• In December, Speaker of the House Tim Moore and Senate Majority Leader Phil Berger, represented by state attorney Paul Clement, submitted an emergency request to Chief Justice John Roberts asking him to issue a stay on the federal court order mentioned above until an appropriate appeal can be filed by the state.
170 Potential Races
• In January, Chief Justice Roberts issued an order temporarily blocking the special elections while the Supreme Court decides whether to take the case. If they take the case, the block will stay in place until the case is decided. Unfortunately, this leaves legislators – and their constituents – uncertain about what 2017 will hold for policy and discussion on important issues including the Mortgage Interest Deduction (MID), homeowners insurance rates, regulations and more.
Stay tuned – as always, the NC Homeowners Alliance will track these proceedings and provide you with updates when we hear anything new.
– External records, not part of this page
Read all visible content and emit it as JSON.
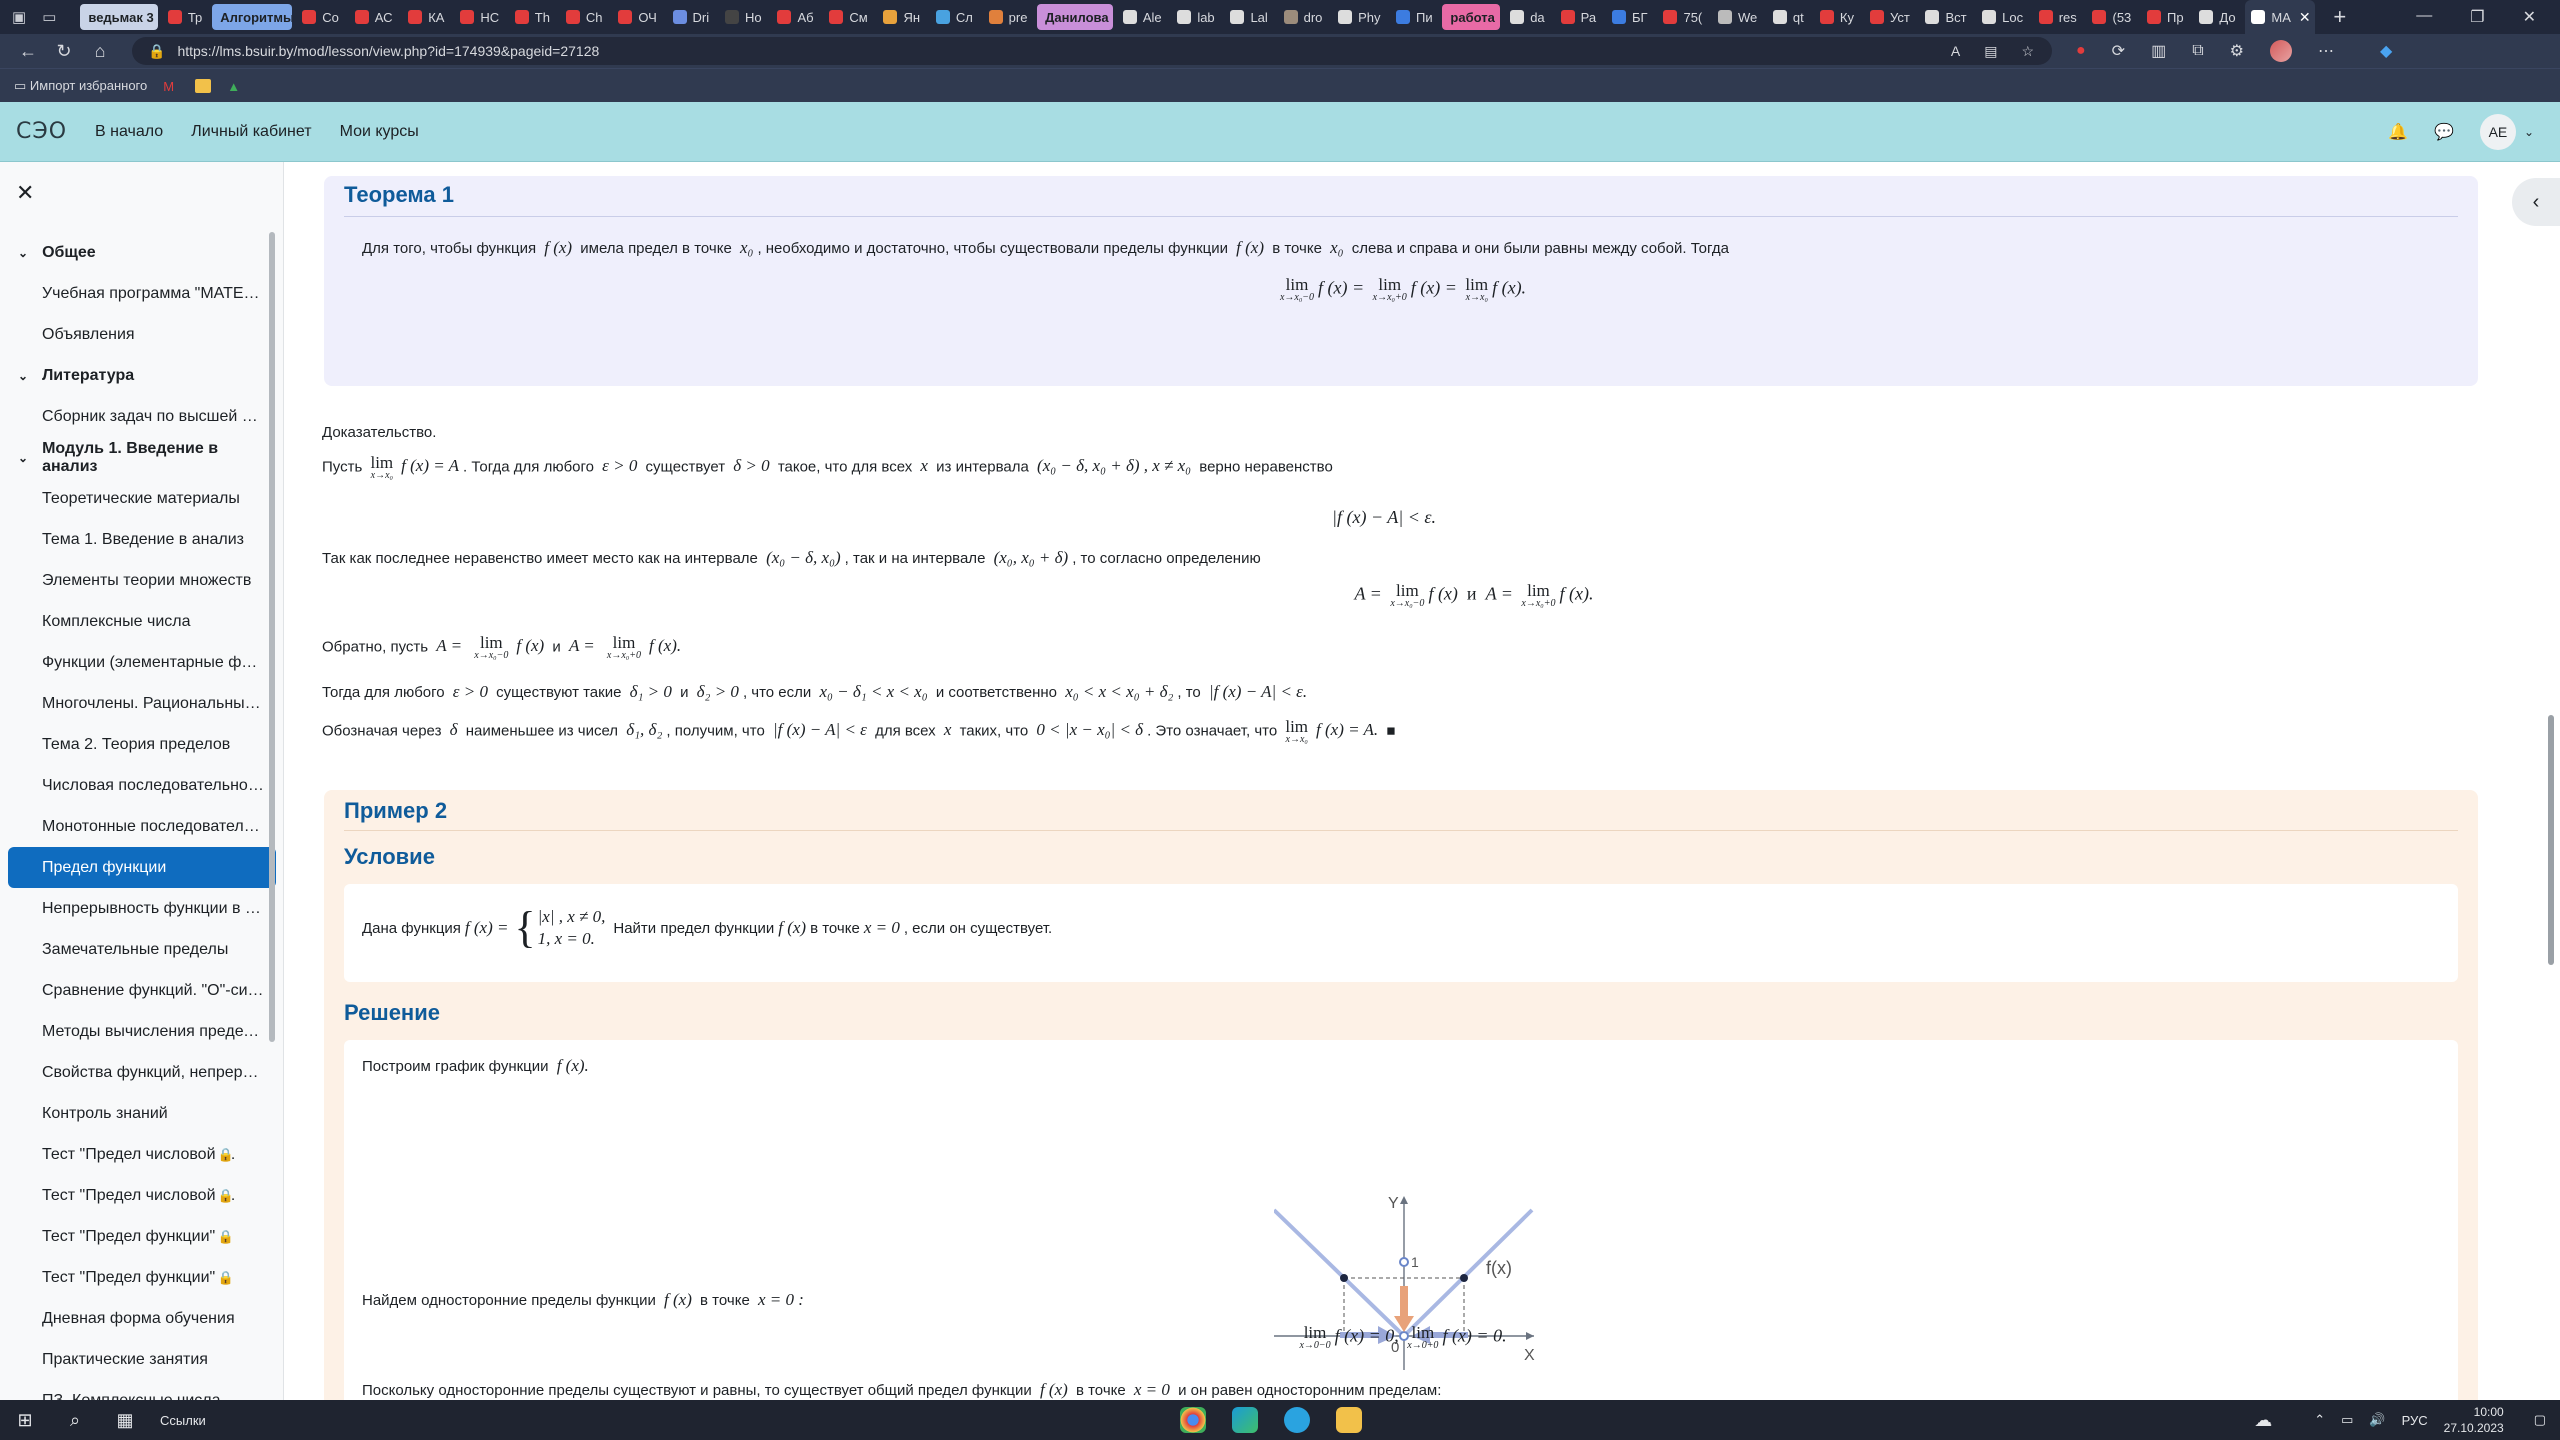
{
  "browser": {
    "tabs": [
      {
        "label": "ведьмак 3",
        "kind": "pill",
        "color": "#c9d3e7"
      },
      {
        "label": "Тр",
        "kind": "tab",
        "color": "#e23c3c"
      },
      {
        "label": "Алгоритмы",
        "kind": "pill",
        "color": "#7da6e8"
      },
      {
        "label": "Co",
        "kind": "tab",
        "color": "#e23c3c"
      },
      {
        "label": "АС",
        "kind": "tab",
        "color": "#e23c3c"
      },
      {
        "label": "КА",
        "kind": "tab",
        "color": "#e23c3c"
      },
      {
        "label": "НС",
        "kind": "tab",
        "color": "#e23c3c"
      },
      {
        "label": "Th",
        "kind": "tab",
        "color": "#e23c3c"
      },
      {
        "label": "Ch",
        "kind": "tab",
        "color": "#e23c3c"
      },
      {
        "label": "ОЧ",
        "kind": "tab",
        "color": "#e23c3c"
      },
      {
        "label": "Dri",
        "kind": "tab",
        "color": "#6b8de0"
      },
      {
        "label": "Но",
        "kind": "tab",
        "color": "#444"
      },
      {
        "label": "Аб",
        "kind": "tab",
        "color": "#e23c3c"
      },
      {
        "label": "См",
        "kind": "tab",
        "color": "#e23c3c"
      },
      {
        "label": "Ян",
        "kind": "tab",
        "color": "#e8a23c"
      },
      {
        "label": "Сл",
        "kind": "tab",
        "color": "#49a2e0"
      },
      {
        "label": "pre",
        "kind": "tab",
        "color": "#e0803c"
      },
      {
        "label": "Данилова",
        "kind": "pill",
        "color": "#c98fd9"
      },
      {
        "label": "Ale",
        "kind": "tab",
        "color": "#ddd"
      },
      {
        "label": "lab",
        "kind": "tab",
        "color": "#ddd"
      },
      {
        "label": "Lal",
        "kind": "tab",
        "color": "#ddd"
      },
      {
        "label": "dro",
        "kind": "tab",
        "color": "#9c8c7c"
      },
      {
        "label": "Phy",
        "kind": "tab",
        "color": "#ddd"
      },
      {
        "label": "Пи",
        "kind": "tab",
        "color": "#3c7ce0"
      },
      {
        "label": "работа",
        "kind": "pill",
        "color": "#e86aa6"
      },
      {
        "label": "da",
        "kind": "tab",
        "color": "#ddd"
      },
      {
        "label": "Ра",
        "kind": "tab",
        "color": "#e23c3c"
      },
      {
        "label": "БГ",
        "kind": "tab",
        "color": "#3c7ce0"
      },
      {
        "label": "75(",
        "kind": "tab",
        "color": "#e23c3c"
      },
      {
        "label": "We",
        "kind": "tab",
        "color": "#bbb"
      },
      {
        "label": "qt",
        "kind": "tab",
        "color": "#ddd"
      },
      {
        "label": "Ку",
        "kind": "tab",
        "color": "#e23c3c"
      },
      {
        "label": "Уст",
        "kind": "tab",
        "color": "#e23c3c"
      },
      {
        "label": "Вст",
        "kind": "tab",
        "color": "#ddd"
      },
      {
        "label": "Loc",
        "kind": "tab",
        "color": "#ddd"
      },
      {
        "label": "res",
        "kind": "tab",
        "color": "#e23c3c"
      },
      {
        "label": "(53",
        "kind": "tab",
        "color": "#e23c3c"
      },
      {
        "label": "Пр",
        "kind": "tab",
        "color": "#e23c3c"
      },
      {
        "label": "До",
        "kind": "tab",
        "color": "#ddd"
      },
      {
        "label": "МА",
        "kind": "active",
        "color": "#fff"
      }
    ],
    "url": "https://lms.bsuir.by/mod/lesson/view.php?id=174939&pageid=27128",
    "bookmarks_label": "Импорт избранного"
  },
  "site": {
    "logo": "СЭО",
    "nav": [
      "В начало",
      "Личный кабинет",
      "Мои курсы"
    ],
    "avatar_initials": "АЕ"
  },
  "course_index": [
    {
      "type": "section",
      "label": "Общее"
    },
    {
      "type": "item",
      "label": "Учебная программа \"МАТЕМАТИЧЕСКИЙ АНАЛИЗ\""
    },
    {
      "type": "item",
      "label": "Объявления"
    },
    {
      "type": "section",
      "label": "Литература"
    },
    {
      "type": "item",
      "label": "Сборник задач по высшей математике"
    },
    {
      "type": "section",
      "label": "Модуль 1. Введение в анализ"
    },
    {
      "type": "item",
      "label": "Теоретические материалы"
    },
    {
      "type": "item",
      "label": "Тема 1. Введение в анализ"
    },
    {
      "type": "item",
      "label": "Элементы теории множеств"
    },
    {
      "type": "item",
      "label": "Комплексные числа"
    },
    {
      "type": "item",
      "label": "Функции (элементарные функции)"
    },
    {
      "type": "item",
      "label": "Многочлены. Рациональные дроби"
    },
    {
      "type": "item",
      "label": "Тема 2. Теория пределов"
    },
    {
      "type": "item",
      "label": "Числовая последовательность"
    },
    {
      "type": "item",
      "label": "Монотонные последовательности"
    },
    {
      "type": "item",
      "label": "Предел функции",
      "active": true
    },
    {
      "type": "item",
      "label": "Непрерывность функции в точке"
    },
    {
      "type": "item",
      "label": "Замечательные пределы"
    },
    {
      "type": "item",
      "label": "Сравнение функций. \"О\"-символика"
    },
    {
      "type": "item",
      "label": "Методы вычисления пределов"
    },
    {
      "type": "item",
      "label": "Свойства функций, непрерывных на отрезке"
    },
    {
      "type": "item",
      "label": "Контроль знаний"
    },
    {
      "type": "item",
      "label": "Тест \"Предел числовой последовательности\"",
      "locked": true
    },
    {
      "type": "item",
      "label": "Тест \"Предел числовой последовательности\"",
      "locked": true
    },
    {
      "type": "item",
      "label": "Тест \"Предел функции\"",
      "locked": true
    },
    {
      "type": "item",
      "label": "Тест \"Предел функции\"",
      "locked": true
    },
    {
      "type": "item",
      "label": "Дневная форма обучения"
    },
    {
      "type": "item",
      "label": "Практические занятия"
    },
    {
      "type": "item",
      "label": "ПЗ. Комплексные числа"
    }
  ],
  "theorem": {
    "title": "Теорема 1",
    "text_a": "Для того, чтобы функция",
    "f": "f (x)",
    "text_b": "имела предел в точке",
    "x0": "x₀",
    "text_c": ", необходимо и достаточно, чтобы существовали пределы функции",
    "text_d": "в точке",
    "text_e": "слева и справа и они были равны между собой. Тогда",
    "formula_parts": [
      "f (x) =",
      "f (x) =",
      "f (x)."
    ],
    "formula_subs": [
      "x→x₀−0",
      "x→x₀+0",
      "x→x₀"
    ]
  },
  "proof": {
    "heading": "Доказательство.",
    "l1_a": "Пусть",
    "l1_lim_sub": "x→x₀",
    "l1_eq": "f (x) = A",
    "l1_b": ". Тогда для любого",
    "l1_eps": "ε > 0",
    "l1_c": "существует",
    "l1_delta": "δ > 0",
    "l1_d": "такое, что для всех",
    "l1_x": "x",
    "l1_e": "из интервала",
    "l1_int": "(x₀ − δ, x₀ + δ) ,  x ≠ x₀",
    "l1_f": "верно неравенство",
    "ineq": "|f (x) − A| < ε.",
    "l2_a": "Так как последнее неравенство имеет место как на интервале",
    "l2_int1": "(x₀ − δ, x₀)",
    "l2_b": ", так и на интервале",
    "l2_int2": "(x₀, x₀ + δ)",
    "l2_c": ", то согласно определению",
    "eq2_a": "A =",
    "eq2_f1": "f (x)",
    "eq2_and": "и",
    "eq2_b": "A =",
    "eq2_f2": "f (x).",
    "eq2_sub1": "x→x₀−0",
    "eq2_sub2": "x→x₀+0",
    "l3_a": "Обратно, пусть",
    "l3_A1": "A =",
    "l3_f1": "f (x)",
    "l3_and": "и",
    "l3_A2": "A =",
    "l3_f2": "f (x).",
    "l4_a": "Тогда для любого",
    "l4_eps": "ε > 0",
    "l4_b": "существуют такие",
    "l4_d1": "δ₁ > 0",
    "l4_c": "и",
    "l4_d2": "δ₂ > 0",
    "l4_d": ", что если",
    "l4_in": "x₀ − δ₁ < x < x₀",
    "l4_e": "и соответственно",
    "l4_in2": "x₀ < x < x₀ + δ₂",
    "l4_f": ", то",
    "l4_res": "|f (x) − A| < ε.",
    "l5_a": "Обозначая через",
    "l5_delta": "δ",
    "l5_b": "наименьшее из чисел",
    "l5_nums": "δ₁, δ₂",
    "l5_c": ", получим, что",
    "l5_ineq": "|f (x) − A| < ε",
    "l5_d": "для всех",
    "l5_x": "x",
    "l5_e": "таких, что",
    "l5_cond": "0 < |x − x₀| < δ",
    "l5_f": ". Это означает, что",
    "l5_res": "f (x) = A.",
    "l5_qed": "■"
  },
  "example": {
    "title": "Пример 2",
    "cond_title": "Условие",
    "cond_a": "Дана функция",
    "cond_f": "f (x) =",
    "case1": "|x| ,   x ≠ 0,",
    "case2": "1,  x = 0.",
    "cond_b": "Найти предел функции",
    "cond_c": "в точке",
    "cond_x0": "x = 0",
    "cond_d": ", если он существует.",
    "sol_title": "Решение",
    "sol_a": "Построим график функции",
    "sol_f": "f (x).",
    "graph_labels": {
      "y": "Y",
      "x": "X",
      "one": "1",
      "zero": "0",
      "fx": "f(x)"
    },
    "sol_b": "Найдем односторонние пределы функции",
    "sol_c": "в точке",
    "sol_x0": "x = 0 :",
    "sol_eq1": "f (x) = 0,",
    "sol_eq2": "f (x) = 0.",
    "sol_sub1": "x→0−0",
    "sol_sub2": "x→0+0",
    "sol_last_a": "Поскольку односторонние пределы существуют и равны, то существует общий предел функции",
    "sol_last_b": "в точке",
    "sol_last_x": "x = 0",
    "sol_last_c": "и он равен односторонним пределам:"
  },
  "taskbar": {
    "label": "Ссылки",
    "lang": "РУС",
    "time": "10:00",
    "date": "27.10.2023"
  }
}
January marks the beginning of the long session at the NC General Assembly. The Alliance will be watching as our legislators work on important legislation relating to homeownership. We will be specifically interested to see if there are any changes or progress on the following key issues:
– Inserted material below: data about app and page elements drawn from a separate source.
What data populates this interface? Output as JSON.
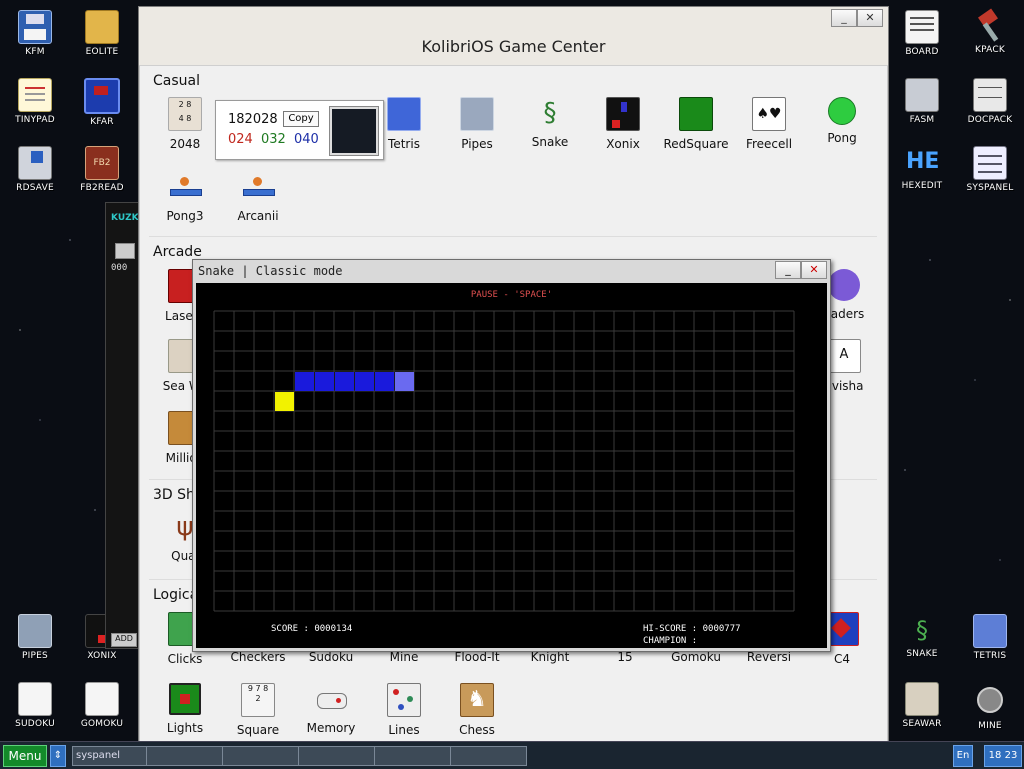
{
  "desktop_icons": [
    {
      "id": "kfm",
      "label": "KFM",
      "icon": "floppy-disk-icon"
    },
    {
      "id": "eolite",
      "label": "EOLITE",
      "icon": "folder-icon"
    },
    {
      "id": "tinypad",
      "label": "TINYPAD",
      "icon": "notepad-icon"
    },
    {
      "id": "kfar",
      "label": "KFAR",
      "icon": "kfar-icon"
    },
    {
      "id": "rdsave",
      "label": "RDSAVE",
      "icon": "rdsave-icon"
    },
    {
      "id": "fb2read",
      "label": "FB2READ",
      "icon": "fb2-book-icon"
    },
    {
      "id": "board",
      "label": "BOARD",
      "icon": "board-icon"
    },
    {
      "id": "kpack",
      "label": "KPACK",
      "icon": "hammer-icon"
    },
    {
      "id": "fasm",
      "label": "FASM",
      "icon": "fasm-icon"
    },
    {
      "id": "docpack",
      "label": "DOCPACK",
      "icon": "cabinet-icon"
    },
    {
      "id": "hexedit",
      "label": "HEXEDIT",
      "icon": "hexedit-icon"
    },
    {
      "id": "syspanel",
      "label": "SYSPANEL",
      "icon": "sliders-icon"
    },
    {
      "id": "pipes",
      "label": "PIPES",
      "icon": "pipes-icon"
    },
    {
      "id": "xonix",
      "label": "XONIX",
      "icon": "xonix-icon"
    },
    {
      "id": "sudoku",
      "label": "SUDOKU",
      "icon": "sudoku-icon"
    },
    {
      "id": "gomoku",
      "label": "GOMOKU",
      "icon": "gomoku-icon"
    },
    {
      "id": "snake",
      "label": "SNAKE",
      "icon": "snake-icon"
    },
    {
      "id": "tetris",
      "label": "TETRIS",
      "icon": "tetris-icon"
    },
    {
      "id": "seawar",
      "label": "SEAWAR",
      "icon": "ship-icon"
    },
    {
      "id": "mine",
      "label": "MINE",
      "icon": "mine-icon"
    }
  ],
  "left_window": {
    "label1": "KUZK",
    "label2": "000",
    "add_label": "ADD"
  },
  "game_center": {
    "title": "KolibriOS Game Center",
    "sections": {
      "casual": "Casual",
      "arcade": "Arcade",
      "shooters": "3D Sh",
      "logical": "Logica"
    },
    "casual_row1": [
      "2048",
      "Tetris",
      "Pipes",
      "Snake",
      "Xonix",
      "RedSquare",
      "Freecell",
      "Pong"
    ],
    "casual_row2": [
      "Pong3",
      "Arcanii"
    ],
    "arcade_visible": [
      "LaserT",
      "Sea Wa",
      "Million",
      "vaders",
      "avisha"
    ],
    "shooters_visible": [
      "Qual"
    ],
    "logical_row1": [
      "Clicks",
      "Checkers",
      "Sudoku",
      "Mine",
      "Flood-It",
      "Knight",
      "15",
      "Gomoku",
      "Reversi",
      "C4"
    ],
    "logical_row2": [
      "Lights",
      "Square",
      "Memory",
      "Lines",
      "Chess"
    ]
  },
  "color_picker": {
    "hex": "182028",
    "copy_label": "Copy",
    "r": "024",
    "g": "032",
    "b": "040",
    "swatch_color": "#182028"
  },
  "snake_window": {
    "title": "Snake | Classic mode",
    "pause_text": "PAUSE - 'SPACE'",
    "score_text": "SCORE : 0000134",
    "hiscore_text": "HI-SCORE : 0000777",
    "champion_text": "CHAMPION :",
    "colors": {
      "snake_body": "#1a1adc",
      "snake_head": "#6a6af0",
      "food": "#f2f200",
      "grid": "#3a3a3a",
      "pause": "#e05050"
    }
  },
  "taskbar": {
    "menu_label": "Menu",
    "task_label": "syspanel",
    "lang": "En",
    "clock": "18 23"
  }
}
- Mortgage Interest Deduction (MID) - In last year's short session, the NCGA maintained the $20,000 cap to the MID. We hope the MID is protected in the long session as it is one of the biggest and most important boosts to working families across the state. We're counting on legislators to oppose any efforts to repeal or reduce this vital deduction that our families depend on.
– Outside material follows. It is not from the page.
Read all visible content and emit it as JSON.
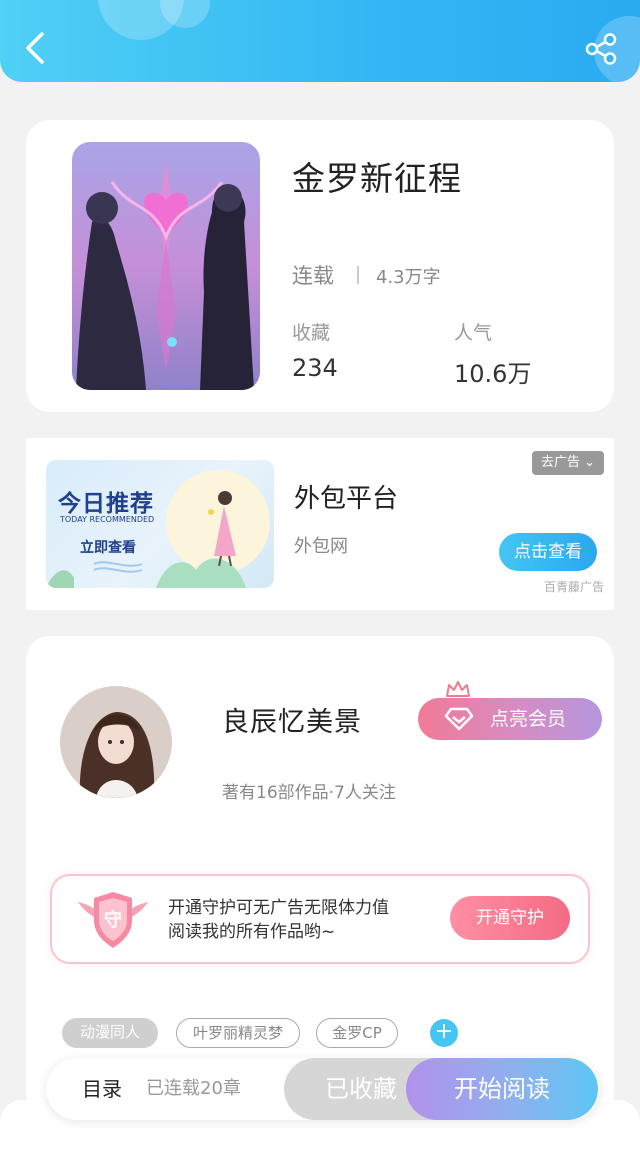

- Homeowners Insurance Rates - NC needs greater consumer protection for homeowners insurance rates, the process by which rates are set should be fair and transparent. Insurance companies shouldn't be allowed to circumvent the legal process and force property owners to pay higher premiums through Consent to Rate letters.
- Economic Development - Our North Carolina economy is growing, and the NC Homeowners Alliance is committed to standing up for economic opportunities for every citizen in our state. One process by which the General Assembly will stimulate the economy is through economic development. The Alliance will be sure to monitor the General Assembly's progress and notify you regarding the effect development policies will have on your local communities.
As always, please let us know if you have any questions or other pieces of legislation that concern you. We want to know what's important to you in your community and always value your feedback. We want to be a voice for homeowners at the legislature, so we need to hear from you!
As we approach the end of this year's legislative session, there are still important homeowner issues to address. Senate Bill 778 seeks to alleviate the problem of "orphan roads" across the state.
Having quality infrastructure is a key component of strong communities, and an established, maintained road system is one of its most important parts. But in many communities across North Carolina, that is not possible because of nonexistent or otherwise complicated road maintenance agreements. This has led to “orphan roads” in subdivisions throughout the state, placing the burden for improvements on homeowners. The costs for these improvements can be exorbitant, causing roads to fall into such states of disrepair that emergency vehicles and even school buses won’t travel them.
The legislation will:
- Save homeowners from costly repairs in the future through performance bonds that ensure the necessary road work is completed up to state standards and ultimately accepted by NC Department of Transportation (NCDOT) into the road system.
- Ensure new homeowners' piece of mind. This bill requires that NCDOT work with each county to develop a database which includes the classification (public/private) for each road in the county. This will allow consumers to be knowledgeable about their purchases and provide comfort to lending institutions in transactions.
- Protect homeowners by creating reliable infrastructure in new neighborhoods.
This legislation represents a huge step forward in protecting homeowners and property values. Be on the lookout for your chance to tell your legislator about the importance of this bill!